Amid China’s struggles in the chipmaking business, the country has successfully poached 3,000 chip engineers to further its ‘Made in China 2025’ initiative. However, Taiwanese industry specialists say that Taiwan is gaining ahead its investment and trading war against China.
The ‘Made in China 2025’ initiative highlights the country’s venture towards boosting the country’s self-sufficiency in the chipmaking business. By 2020, the Chinese government aims to gain 40% sufficiency and 70% come 2020, notes Fortune. In a commitment towards this goal, the government allocated a $30 billion semiconductor fund.
Part of its efforts to build the movement is poaching Taiwanese chip engineers and executives to come work for the country. According to the Nikkei Asian Review, China’s offers to these individuals promised triple the pay and other benefits.
In an interview with the Nikkei Asian Review, a man previously working in a Taiwanese semiconductor company revealed that he was offered twice the salary he originally had in Taiwan. Alongside this, a 50-year-old man’s Chinese employer offered to pay for his child’s private education, making the offer difficult to resist.
In a statement, the man said, “It’s only natural to want to launch a big project and increase my value as an engineer.”
The 50-year-old engineer is not the only one to leave Taiwan in search of greener pastures. More than 3,000 semiconductor engineers have also accepted similar positions in mainland China.
Although the Taiwanese government has reportedly stepped up its game in terms of compensation, there are many companies which struggle to compete with the Chinese offerings.
However, Taiwan News states there is a silver lining for the government. With the ongoing trade war between the United States and China, their country has reportedly been succeeding in the trade-off.

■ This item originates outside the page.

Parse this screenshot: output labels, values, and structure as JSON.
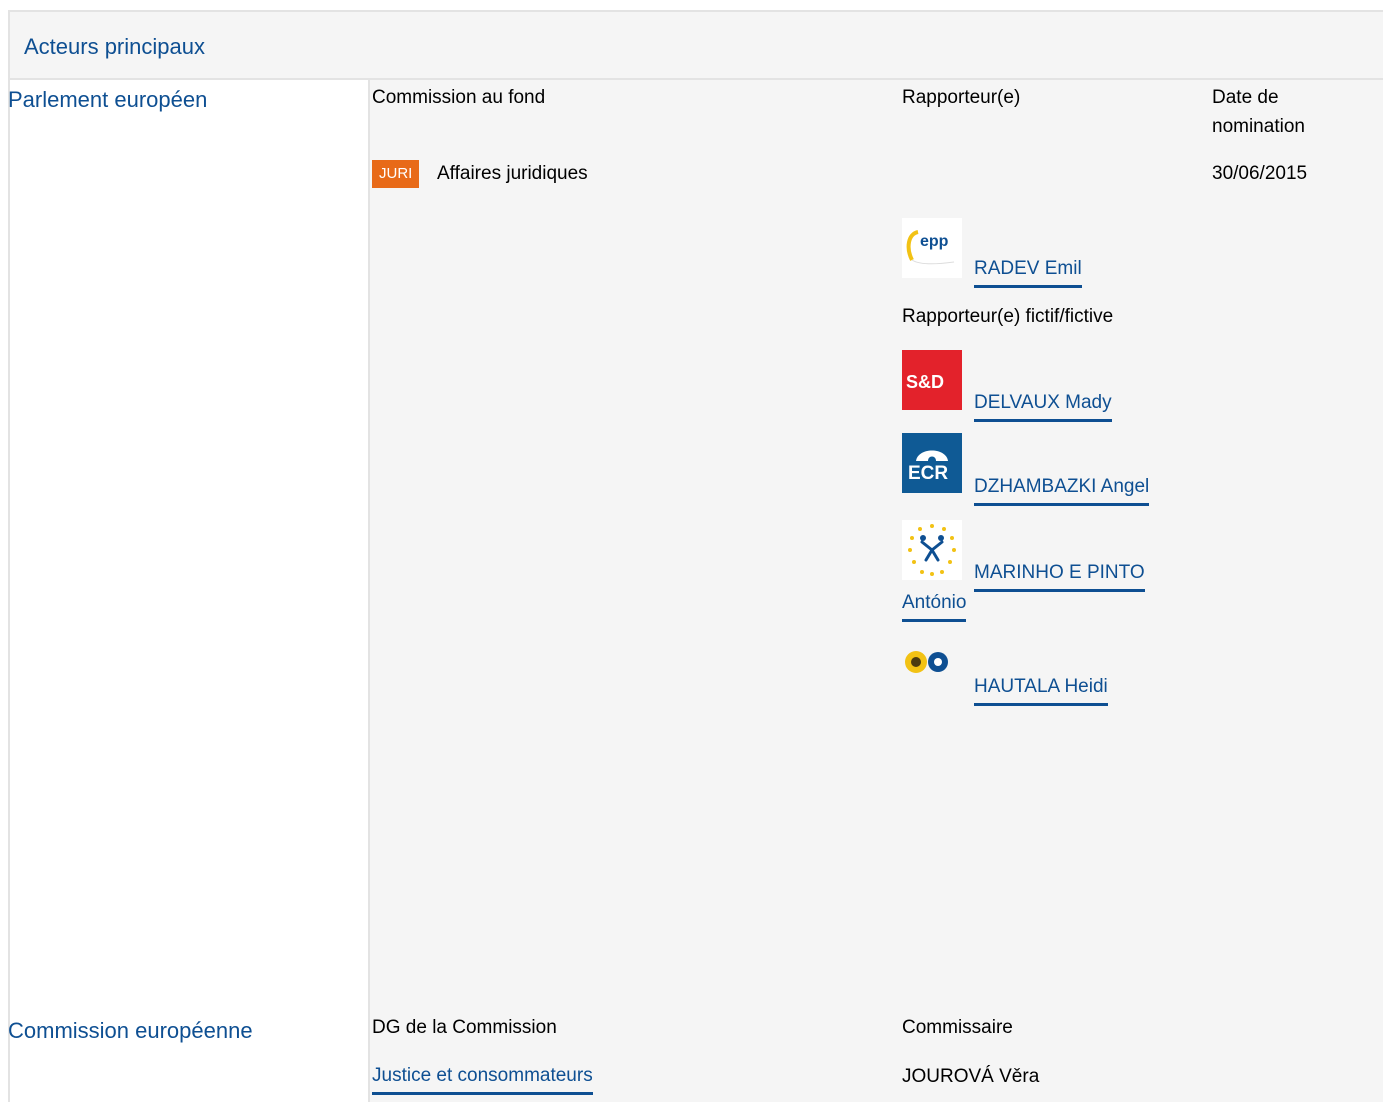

Taiwanese-owned companies based in mainland China have promised to provide NT$703.4 billion in investments to the country. Apart from this, the Taiwanese government also received pledges amounting to more than NT$500 billion for companies intending to move back to Taiwan, notes Taiwan News.